((

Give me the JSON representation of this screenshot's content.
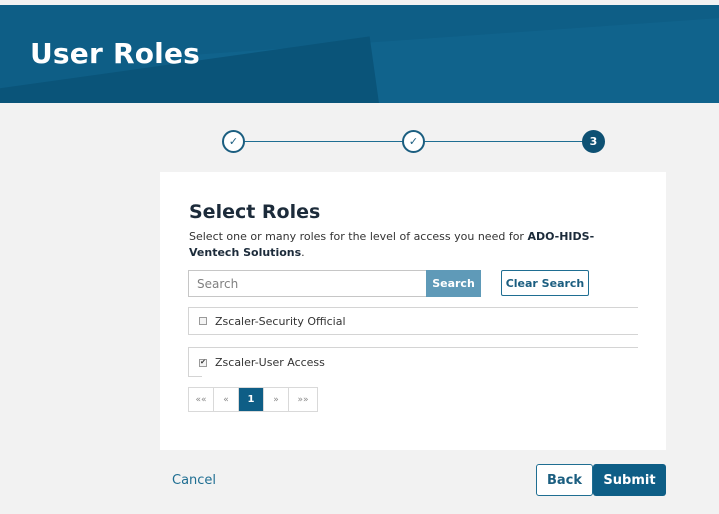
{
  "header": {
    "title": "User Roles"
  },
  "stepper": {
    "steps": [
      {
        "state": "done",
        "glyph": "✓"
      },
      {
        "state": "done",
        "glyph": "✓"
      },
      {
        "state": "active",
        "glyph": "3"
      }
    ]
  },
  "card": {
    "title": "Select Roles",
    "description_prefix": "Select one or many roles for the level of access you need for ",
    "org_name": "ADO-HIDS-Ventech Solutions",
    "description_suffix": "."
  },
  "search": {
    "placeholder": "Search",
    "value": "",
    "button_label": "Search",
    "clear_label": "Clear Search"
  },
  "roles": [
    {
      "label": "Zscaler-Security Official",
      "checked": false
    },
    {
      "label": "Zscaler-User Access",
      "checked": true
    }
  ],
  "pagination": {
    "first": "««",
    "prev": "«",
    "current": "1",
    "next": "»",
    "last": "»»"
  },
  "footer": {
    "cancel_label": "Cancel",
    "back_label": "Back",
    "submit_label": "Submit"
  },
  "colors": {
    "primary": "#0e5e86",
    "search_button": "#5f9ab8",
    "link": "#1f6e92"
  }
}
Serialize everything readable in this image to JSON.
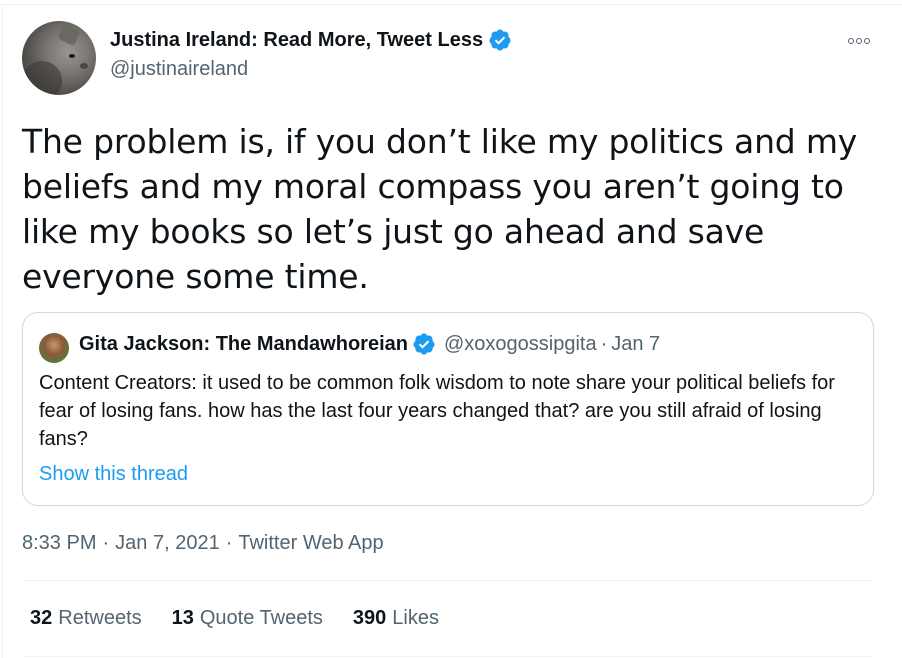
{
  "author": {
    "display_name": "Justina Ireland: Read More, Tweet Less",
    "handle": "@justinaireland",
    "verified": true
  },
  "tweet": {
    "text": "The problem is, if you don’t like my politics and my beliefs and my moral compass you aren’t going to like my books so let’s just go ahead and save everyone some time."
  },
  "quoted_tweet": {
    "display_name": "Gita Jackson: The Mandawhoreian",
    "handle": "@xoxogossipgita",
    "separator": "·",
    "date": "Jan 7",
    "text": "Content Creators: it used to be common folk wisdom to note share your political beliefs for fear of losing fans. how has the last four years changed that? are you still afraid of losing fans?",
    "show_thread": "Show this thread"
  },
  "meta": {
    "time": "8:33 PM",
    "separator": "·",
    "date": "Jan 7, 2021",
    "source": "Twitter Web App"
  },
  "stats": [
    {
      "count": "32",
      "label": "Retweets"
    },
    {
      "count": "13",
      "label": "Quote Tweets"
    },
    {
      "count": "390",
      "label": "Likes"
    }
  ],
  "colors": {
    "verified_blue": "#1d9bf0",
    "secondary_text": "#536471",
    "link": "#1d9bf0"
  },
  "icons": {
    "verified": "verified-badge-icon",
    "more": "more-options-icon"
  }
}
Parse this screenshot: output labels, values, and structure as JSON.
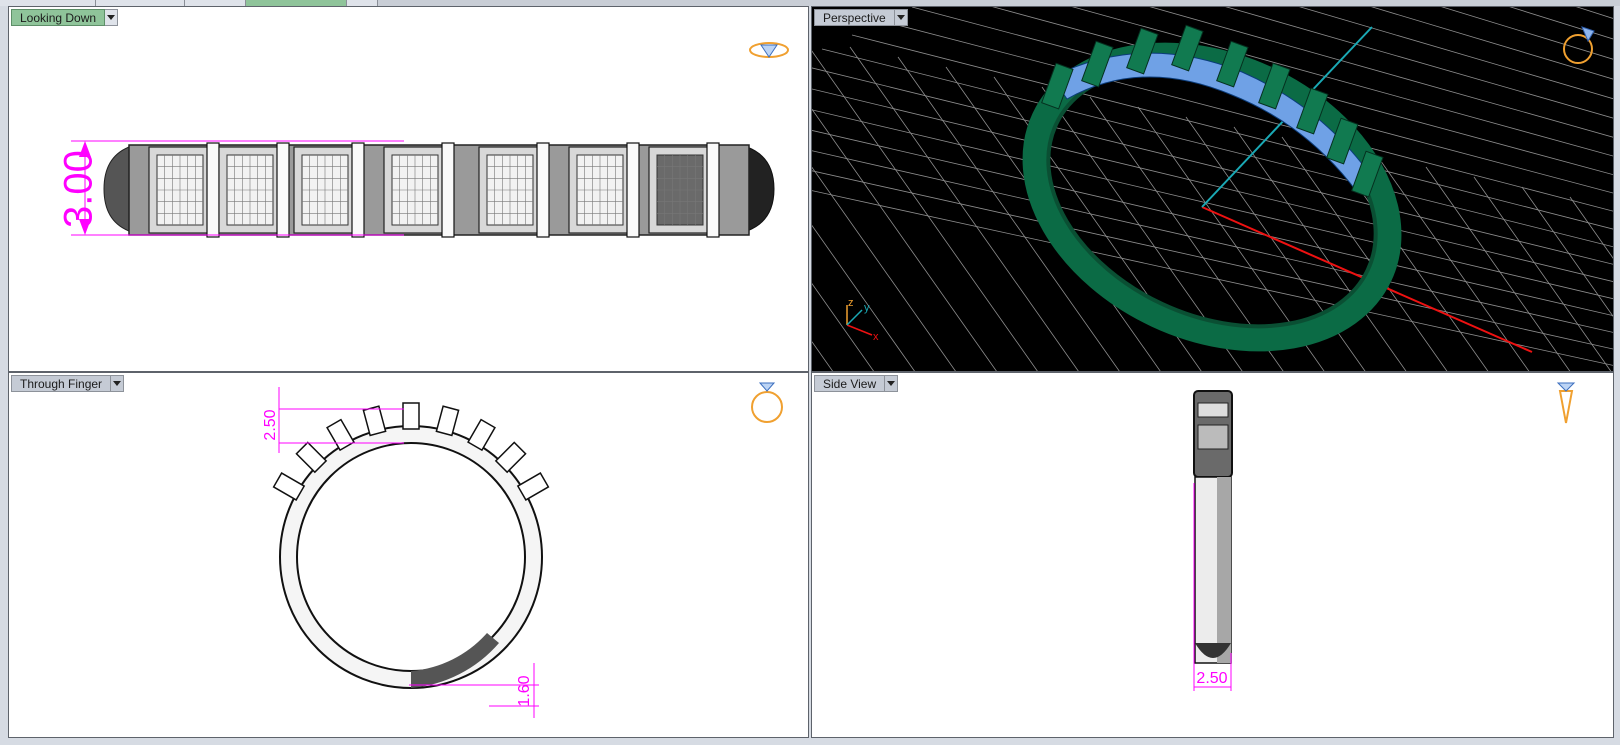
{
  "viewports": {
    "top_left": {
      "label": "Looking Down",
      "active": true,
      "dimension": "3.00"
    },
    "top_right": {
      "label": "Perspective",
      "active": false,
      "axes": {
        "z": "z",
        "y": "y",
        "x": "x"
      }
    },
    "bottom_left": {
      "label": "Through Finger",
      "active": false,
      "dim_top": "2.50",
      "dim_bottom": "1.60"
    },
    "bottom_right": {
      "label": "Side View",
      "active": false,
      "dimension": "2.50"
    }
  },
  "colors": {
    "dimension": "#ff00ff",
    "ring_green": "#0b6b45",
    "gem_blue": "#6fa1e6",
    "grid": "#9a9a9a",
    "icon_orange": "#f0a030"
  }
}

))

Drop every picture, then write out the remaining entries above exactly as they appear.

Give me the JSON representation of this screenshot's content.
{
  "header": {
    "title": "User Roles"
  },
  "stepper": {
    "steps": [
      {
        "state": "done",
        "glyph": "✓"
      },
      {
        "state": "done",
        "glyph": "✓"
      },
      {
        "state": "active",
        "glyph": "3"
      }
    ]
  },
  "card": {
    "title": "Select Roles",
    "description_prefix": "Select one or many roles for the level of access you need for ",
    "org_name": "ADO-HIDS-Ventech Solutions",
    "description_suffix": "."
  },
  "search": {
    "placeholder": "Search",
    "value": "",
    "button_label": "Search",
    "clear_label": "Clear Search"
  },
  "roles": [
    {
      "label": "Zscaler-Security Official",
      "checked": false
    },
    {
      "label": "Zscaler-User Access",
      "checked": true
    }
  ],
  "pagination": {
    "first": "««",
    "prev": "«",
    "current": "1",
    "next": "»",
    "last": "»»"
  },
  "footer": {
    "cancel_label": "Cancel",
    "back_label": "Back",
    "submit_label": "Submit"
  },
  "colors": {
    "primary": "#0e5e86",
    "search_button": "#5f9ab8",
    "link": "#1f6e92"
  }
}
Serialize everything readable in this image to JSON.
{
  "author": {
    "display_name": "Justina Ireland: Read More, Tweet Less",
    "handle": "@justinaireland",
    "verified": true
  },
  "tweet": {
    "text": "The problem is, if you don’t like my politics and my beliefs and my moral compass you aren’t going to like my books so let’s just go ahead and save everyone some time."
  },
  "quoted_tweet": {
    "display_name": "Gita Jackson: The Mandawhoreian",
    "handle": "@xoxogossipgita",
    "separator": "·",
    "date": "Jan 7",
    "text": "Content Creators: it used to be common folk wisdom to note share your political beliefs for fear of losing fans. how has the last four years changed that? are you still afraid of losing fans?",
    "show_thread": "Show this thread"
  },
  "meta": {
    "time": "8:33 PM",
    "separator": "·",
    "date": "Jan 7, 2021",
    "source": "Twitter Web App"
  },
  "stats": [
    {
      "count": "32",
      "label": "Retweets"
    },
    {
      "count": "13",
      "label": "Quote Tweets"
    },
    {
      "count": "390",
      "label": "Likes"
    }
  ],
  "colors": {
    "verified_blue": "#1d9bf0",
    "secondary_text": "#536471",
    "link": "#1d9bf0"
  },
  "icons": {
    "verified": "verified-badge-icon",
    "more": "more-options-icon"
  }
}
Parse this screenshot: output labels, values, and structure as JSON.
{
  "viewports": {
    "top_left": {
      "label": "Looking Down",
      "active": true,
      "dimension": "3.00"
    },
    "top_right": {
      "label": "Perspective",
      "active": false,
      "axes": {
        "z": "z",
        "y": "y",
        "x": "x"
      }
    },
    "bottom_left": {
      "label": "Through Finger",
      "active": false,
      "dim_top": "2.50",
      "dim_bottom": "1.60"
    },
    "bottom_right": {
      "label": "Side View",
      "active": false,
      "dimension": "2.50"
    }
  },
  "colors": {
    "dimension": "#ff00ff",
    "ring_green": "#0b6b45",
    "gem_blue": "#6fa1e6",
    "grid": "#9a9a9a",
    "icon_orange": "#f0a030"
  }
}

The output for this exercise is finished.